Ellie Krieger’s Autumn Vegetable Curry
1 large onion, chopped
4 cloves garlic, peeled
1 1/2 length fresh ginger, peeled and cut into chunks
1 1/2 tablespoons yellow curry powder
1/4 teaspoon cayenne pepper (or more to taste)
2 tablespoons canola oil
2 tablespoons tomato paste
2 cups vegetable broth (I used chicken)
1 cup light coconut milk (I used regular as it was what I had)
1 cinnamon stick
3/4 teaspoon salt (or more to taste)
1/4 teaspoon ground black pepper (or more to taste)
1/2 head of cauliflower, broken into 1 1/2 inch florets (about 3 cups)
1 pound sweet potatoes, peeled and cut into 1 inch cubes
2 large carrots, peeled and cut into 1 inch rounds
2 tomatoes, cored and chopped
Grated zest of 1 lime
2 tablespoons fresh lime juice
1 15 oz can of chickpeas, drained and rinsed
5 cups fresh baby spinach leaves (5 oz)
1/4 cup chopped fresh cilantro leaves (I did not use this. Why would you ever use cilantro? Blech.)

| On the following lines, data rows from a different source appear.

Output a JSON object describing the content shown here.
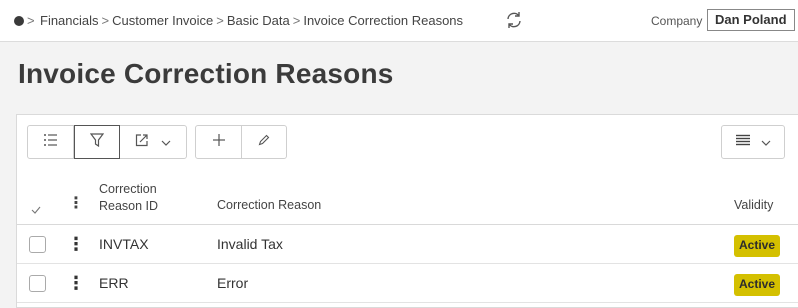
{
  "breadcrumb": {
    "items": [
      "Financials",
      "Customer Invoice",
      "Basic Data",
      "Invoice Correction Reasons"
    ],
    "separator": ">"
  },
  "company": {
    "label": "Company",
    "value": "Dan Poland"
  },
  "page": {
    "title": "Invoice Correction Reasons"
  },
  "toolbar": {
    "buttons": [
      "list-icon",
      "filter-icon",
      "export-icon",
      "dropdown-chevron-icon",
      "add-icon",
      "edit-icon",
      "column-view-icon"
    ]
  },
  "table": {
    "columns": {
      "id_line1": "Correction",
      "id_line2": "Reason ID",
      "reason": "Correction Reason",
      "validity": "Validity"
    },
    "rows": [
      {
        "id": "INVTAX",
        "reason": "Invalid Tax",
        "validity": "Active"
      },
      {
        "id": "ERR",
        "reason": "Error",
        "validity": "Active"
      }
    ]
  },
  "colors": {
    "active_badge": "#d4c000",
    "page_bg": "#f3f3f3"
  }
}
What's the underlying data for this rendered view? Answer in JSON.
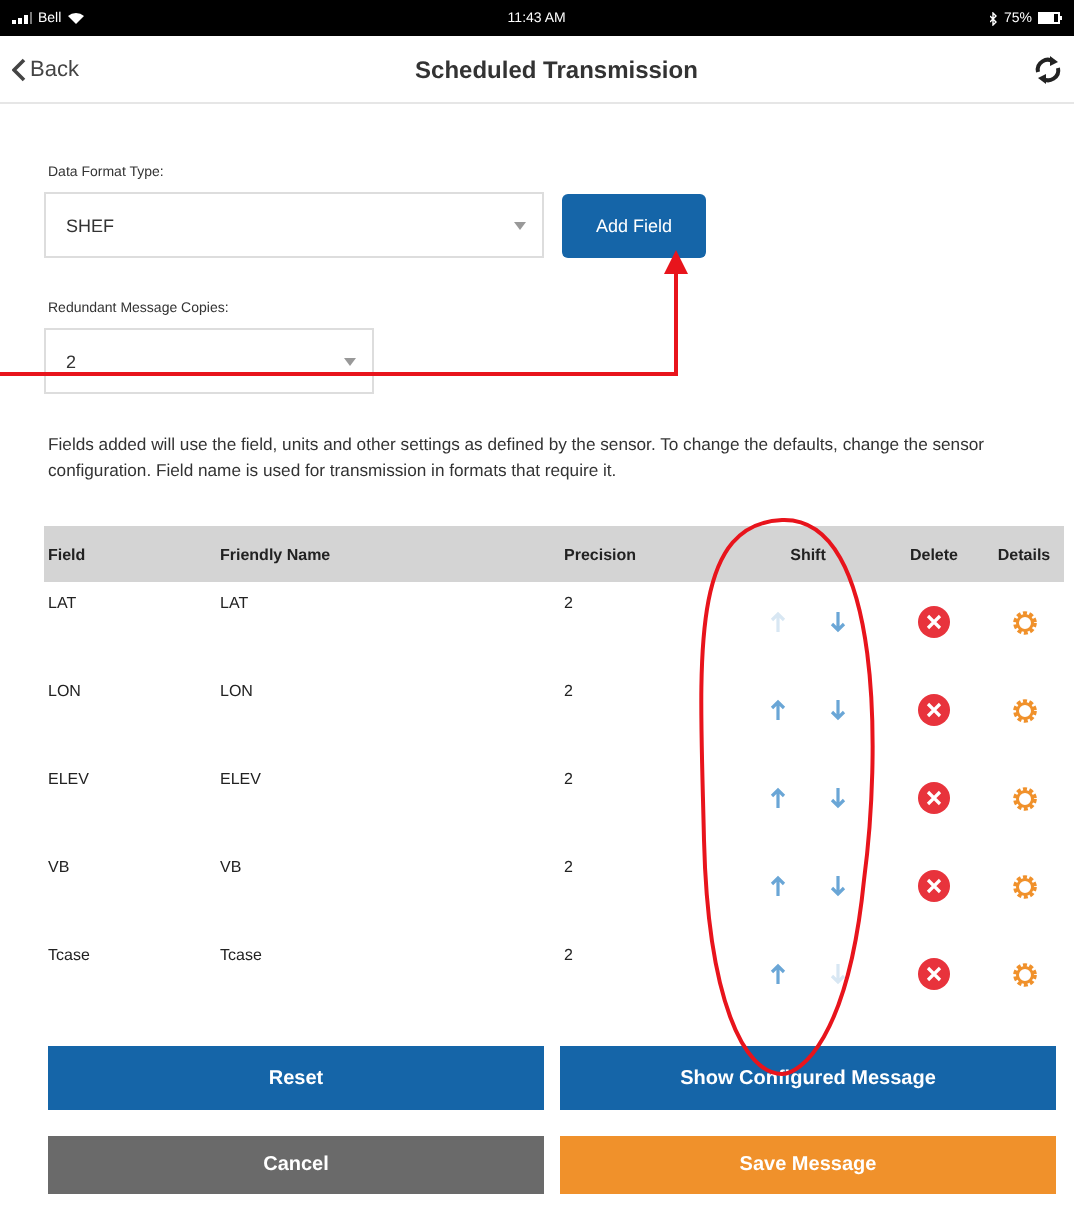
{
  "status_bar": {
    "carrier": "Bell",
    "time": "11:43 AM",
    "battery": "75%"
  },
  "nav": {
    "back": "Back",
    "title": "Scheduled Transmission"
  },
  "data_format": {
    "label": "Data Format Type:",
    "value": "SHEF"
  },
  "add_field_button": "Add Field",
  "copies": {
    "label": "Redundant Message Copies:",
    "value": "2"
  },
  "note": "Fields added will use the field, units and other settings as defined by the sensor. To change the defaults, change the sensor configuration. Field name is used for transmission in formats that require it.",
  "table": {
    "columns": [
      "Field",
      "Friendly Name",
      "Precision",
      "Shift",
      "Delete",
      "Details"
    ],
    "rows": [
      {
        "field": "LAT",
        "friendly_name": "LAT",
        "precision": "2",
        "up_disabled": true,
        "down_disabled": false
      },
      {
        "field": "LON",
        "friendly_name": "LON",
        "precision": "2",
        "up_disabled": false,
        "down_disabled": false
      },
      {
        "field": "ELEV",
        "friendly_name": "ELEV",
        "precision": "2",
        "up_disabled": false,
        "down_disabled": false
      },
      {
        "field": "VB",
        "friendly_name": "VB",
        "precision": "2",
        "up_disabled": false,
        "down_disabled": false
      },
      {
        "field": "Tcase",
        "friendly_name": "Tcase",
        "precision": "2",
        "up_disabled": false,
        "down_disabled": true
      }
    ]
  },
  "buttons": [
    {
      "label": "Reset",
      "kind": "primary"
    },
    {
      "label": "Show Configured Message",
      "kind": "primary"
    },
    {
      "label": "Cancel",
      "kind": "secondary"
    },
    {
      "label": "Save Message",
      "kind": "save"
    }
  ]
}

Put your onion, garlic, ginger, curry powder and cayenne into the food processor and process until it’s all smooth. Add the oil and process again until you end up with a sort of smooth, paste-like consistency. Put this into a large pot on medium heat and cook for about 5 minutes, stirring often. Add the tomato paste and cook for another 5 minutes, stirring often, until the mixture darkens. Add the broth, coconut milk, cinnamon stick, salt and pepper and let it boil. Then reduce the heat and let it simmer for 10 minutes. Add the cauliflower, sweet potatoes, carrots and tomatoes. Season with salt and pepper and let it come back to a boil. Reduce the heat to medium low and let it all simmer until the vegetables are tender, about 25 minutes. Remove the cinnamon stick.
*this is the point where I stopped and put it in the fridge overnight. I also added a little bit of honey (maybe 1/8-1/4 of a cup) and a few teaspoons of sugar (maybe 3?) in a desperate attempt to do something about the bitter. I’m not sure if that really made a difference. I kept it overnight because I wasn’t serving until the next day. If you’re making to eat on the same day, just keep going.
Stir in the lime zest and juice, the chickpeas and the spinach and cook until the spinach has wilted, about five minutes. Check for seasoning again and you’re done. It’s good over rice. If you must use the cilantro leaves, sprinkle them as a garnish before serving. But don’t expect me to eat it.